- Promotions and Discounts can be used to increase occupancy during slow periods. Such incentives are also effective when encouraging guests to promote your offer to their friends and family.
- Incentives for longer stays. Offer a discount to guests who book longer stays. If you have a lot of weekend stayovers, for example, you can offer 30% off on the third night. This will encourage your guests to stay an extra day.
- Referrals. Encourage guests to write reviews and to invite their friends and family to book a stay with you.
- Marketing: social media, ads, etc. Marketing your business is often the main source of sales. Stay active on Facebook groups for vacation rental, Instagram, Twitter, etc. Large groups of people get inspiration for their next trip from these platforms.
- Online travel agencies (OTCs) are usually expensive but can be a good way to top off your occupancy. Especially if you have exhausted all other options.
- Selective audience. Targeting a niche audience can often create many referrals and reviews within that audience. It is much more probable for your guests to recommend your accommodation if they feel it offeres a great guest experience. This is especially true if the people they are talking to are in the same situation and looking for something similar. Catering to pets, families with kids, adults-only, outdoor experience, posh stays, etc. are examples of audiences you can target.

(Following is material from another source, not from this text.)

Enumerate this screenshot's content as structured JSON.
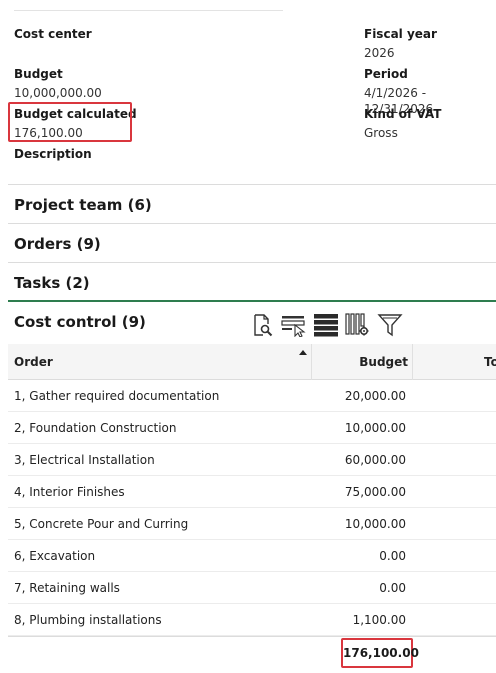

- Discourage cancellations by demanding a booking deposit and limiting or removing refunds, or offer special non-refundable rates.